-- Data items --

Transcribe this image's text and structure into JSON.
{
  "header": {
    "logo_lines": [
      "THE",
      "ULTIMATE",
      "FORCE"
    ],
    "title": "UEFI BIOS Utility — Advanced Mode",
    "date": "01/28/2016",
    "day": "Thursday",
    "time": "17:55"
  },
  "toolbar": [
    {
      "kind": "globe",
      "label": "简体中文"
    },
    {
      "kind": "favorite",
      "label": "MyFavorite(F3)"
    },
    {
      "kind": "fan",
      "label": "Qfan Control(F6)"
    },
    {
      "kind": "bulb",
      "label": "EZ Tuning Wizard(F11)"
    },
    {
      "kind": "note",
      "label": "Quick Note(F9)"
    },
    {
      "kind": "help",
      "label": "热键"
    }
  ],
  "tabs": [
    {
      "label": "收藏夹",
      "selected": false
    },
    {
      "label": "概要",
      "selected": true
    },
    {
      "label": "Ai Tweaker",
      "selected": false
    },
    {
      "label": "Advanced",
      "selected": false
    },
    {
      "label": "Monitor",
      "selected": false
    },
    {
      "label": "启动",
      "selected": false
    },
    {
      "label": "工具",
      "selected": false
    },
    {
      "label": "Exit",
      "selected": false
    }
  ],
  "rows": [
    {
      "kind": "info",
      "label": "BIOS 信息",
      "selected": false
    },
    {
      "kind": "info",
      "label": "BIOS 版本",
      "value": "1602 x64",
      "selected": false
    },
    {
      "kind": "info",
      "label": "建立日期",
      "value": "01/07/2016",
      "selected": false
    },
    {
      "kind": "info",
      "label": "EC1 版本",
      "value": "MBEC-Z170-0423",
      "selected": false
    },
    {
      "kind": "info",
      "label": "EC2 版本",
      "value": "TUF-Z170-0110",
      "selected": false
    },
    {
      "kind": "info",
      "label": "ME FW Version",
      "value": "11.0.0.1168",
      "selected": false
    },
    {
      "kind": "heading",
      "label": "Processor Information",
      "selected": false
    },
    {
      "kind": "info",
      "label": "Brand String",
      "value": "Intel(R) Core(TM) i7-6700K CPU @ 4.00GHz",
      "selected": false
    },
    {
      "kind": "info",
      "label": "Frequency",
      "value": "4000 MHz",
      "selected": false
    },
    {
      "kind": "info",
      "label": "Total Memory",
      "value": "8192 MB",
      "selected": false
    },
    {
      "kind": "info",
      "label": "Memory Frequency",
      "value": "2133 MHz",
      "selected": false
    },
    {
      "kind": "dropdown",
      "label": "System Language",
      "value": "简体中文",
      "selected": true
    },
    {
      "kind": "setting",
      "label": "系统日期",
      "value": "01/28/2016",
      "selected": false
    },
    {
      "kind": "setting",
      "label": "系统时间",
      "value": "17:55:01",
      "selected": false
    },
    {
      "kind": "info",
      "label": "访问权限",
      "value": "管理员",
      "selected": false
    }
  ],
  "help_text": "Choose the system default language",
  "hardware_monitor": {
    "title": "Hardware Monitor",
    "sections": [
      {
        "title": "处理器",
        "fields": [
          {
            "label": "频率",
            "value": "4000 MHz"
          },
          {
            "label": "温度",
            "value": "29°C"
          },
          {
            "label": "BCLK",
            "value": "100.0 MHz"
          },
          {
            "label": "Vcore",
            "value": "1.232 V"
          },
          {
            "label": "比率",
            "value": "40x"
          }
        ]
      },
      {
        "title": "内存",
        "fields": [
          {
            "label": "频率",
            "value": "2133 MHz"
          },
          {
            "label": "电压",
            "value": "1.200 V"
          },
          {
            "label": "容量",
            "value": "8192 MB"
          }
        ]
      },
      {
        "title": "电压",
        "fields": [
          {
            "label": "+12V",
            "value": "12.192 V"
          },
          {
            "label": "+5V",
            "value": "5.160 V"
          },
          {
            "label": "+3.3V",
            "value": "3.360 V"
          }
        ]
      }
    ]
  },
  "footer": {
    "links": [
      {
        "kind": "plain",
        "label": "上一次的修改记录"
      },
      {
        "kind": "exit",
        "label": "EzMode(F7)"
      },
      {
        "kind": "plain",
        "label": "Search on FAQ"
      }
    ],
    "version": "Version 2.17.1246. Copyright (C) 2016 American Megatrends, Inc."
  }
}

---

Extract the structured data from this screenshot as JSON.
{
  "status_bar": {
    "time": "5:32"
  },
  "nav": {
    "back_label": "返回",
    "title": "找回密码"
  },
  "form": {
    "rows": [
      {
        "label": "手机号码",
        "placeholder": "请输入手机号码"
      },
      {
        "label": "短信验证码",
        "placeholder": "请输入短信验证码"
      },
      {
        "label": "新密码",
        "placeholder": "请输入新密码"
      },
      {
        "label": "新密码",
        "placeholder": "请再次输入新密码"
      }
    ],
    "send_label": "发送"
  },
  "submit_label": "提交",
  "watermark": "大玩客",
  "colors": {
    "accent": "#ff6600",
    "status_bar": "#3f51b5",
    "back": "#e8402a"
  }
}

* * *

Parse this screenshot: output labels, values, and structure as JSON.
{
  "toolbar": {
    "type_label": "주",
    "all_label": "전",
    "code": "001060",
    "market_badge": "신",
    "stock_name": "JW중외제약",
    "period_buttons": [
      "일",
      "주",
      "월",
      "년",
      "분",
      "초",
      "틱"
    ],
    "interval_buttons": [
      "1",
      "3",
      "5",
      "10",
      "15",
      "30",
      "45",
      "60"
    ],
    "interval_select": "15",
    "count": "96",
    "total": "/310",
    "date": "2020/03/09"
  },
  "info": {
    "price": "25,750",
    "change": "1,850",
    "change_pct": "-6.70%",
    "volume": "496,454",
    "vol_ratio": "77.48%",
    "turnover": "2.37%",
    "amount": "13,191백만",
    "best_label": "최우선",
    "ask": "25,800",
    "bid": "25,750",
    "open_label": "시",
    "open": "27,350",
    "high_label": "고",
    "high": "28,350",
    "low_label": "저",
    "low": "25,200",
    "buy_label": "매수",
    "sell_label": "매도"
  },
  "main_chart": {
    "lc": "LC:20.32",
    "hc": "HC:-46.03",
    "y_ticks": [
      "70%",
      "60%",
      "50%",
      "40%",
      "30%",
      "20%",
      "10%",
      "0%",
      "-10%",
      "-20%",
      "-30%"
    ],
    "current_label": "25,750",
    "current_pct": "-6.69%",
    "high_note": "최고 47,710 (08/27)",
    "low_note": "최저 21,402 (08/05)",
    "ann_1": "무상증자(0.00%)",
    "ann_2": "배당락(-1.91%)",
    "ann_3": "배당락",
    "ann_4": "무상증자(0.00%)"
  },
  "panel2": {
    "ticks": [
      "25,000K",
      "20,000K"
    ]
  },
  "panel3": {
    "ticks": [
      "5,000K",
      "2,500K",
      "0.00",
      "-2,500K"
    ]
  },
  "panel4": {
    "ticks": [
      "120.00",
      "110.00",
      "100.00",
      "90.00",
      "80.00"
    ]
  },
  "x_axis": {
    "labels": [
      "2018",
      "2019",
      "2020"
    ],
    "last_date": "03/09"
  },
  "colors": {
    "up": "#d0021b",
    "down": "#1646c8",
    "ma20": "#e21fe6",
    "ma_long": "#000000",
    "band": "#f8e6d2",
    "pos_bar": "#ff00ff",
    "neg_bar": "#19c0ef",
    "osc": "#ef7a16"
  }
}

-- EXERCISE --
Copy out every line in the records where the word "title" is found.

-- WRITTEN SOLUTION --
    "title": "UEFI BIOS Utility — Advanced Mode",
    "title": "Hardware Monitor",
        "title": "处理器",
        "title": "内存",
        "title": "电压",
    "title": "找回密码"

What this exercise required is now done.